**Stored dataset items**
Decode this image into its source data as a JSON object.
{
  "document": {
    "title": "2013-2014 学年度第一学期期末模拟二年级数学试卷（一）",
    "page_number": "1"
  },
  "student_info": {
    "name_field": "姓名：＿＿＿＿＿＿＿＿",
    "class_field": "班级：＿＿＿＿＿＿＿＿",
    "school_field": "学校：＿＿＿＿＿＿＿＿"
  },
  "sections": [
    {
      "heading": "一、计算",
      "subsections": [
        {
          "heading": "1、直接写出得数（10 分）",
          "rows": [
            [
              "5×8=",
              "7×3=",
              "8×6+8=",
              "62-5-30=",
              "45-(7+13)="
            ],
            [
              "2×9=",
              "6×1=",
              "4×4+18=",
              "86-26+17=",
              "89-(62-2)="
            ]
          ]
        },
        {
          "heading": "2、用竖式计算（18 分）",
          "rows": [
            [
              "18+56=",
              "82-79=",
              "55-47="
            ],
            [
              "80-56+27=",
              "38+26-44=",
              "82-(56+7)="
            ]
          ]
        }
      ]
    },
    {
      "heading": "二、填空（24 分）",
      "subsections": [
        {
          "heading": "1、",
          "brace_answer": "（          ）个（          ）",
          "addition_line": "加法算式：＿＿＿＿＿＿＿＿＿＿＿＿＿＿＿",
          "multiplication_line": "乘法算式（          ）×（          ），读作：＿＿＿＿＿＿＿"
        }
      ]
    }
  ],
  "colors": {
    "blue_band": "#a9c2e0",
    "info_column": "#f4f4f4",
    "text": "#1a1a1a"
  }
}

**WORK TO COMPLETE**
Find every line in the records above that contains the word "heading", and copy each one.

**RESPONSE**
      "heading": "一、计算",
          "heading": "1、直接写出得数（10 分）",
          "heading": "2、用竖式计算（18 分）",
      "heading": "二、填空（24 分）",
          "heading": "1、",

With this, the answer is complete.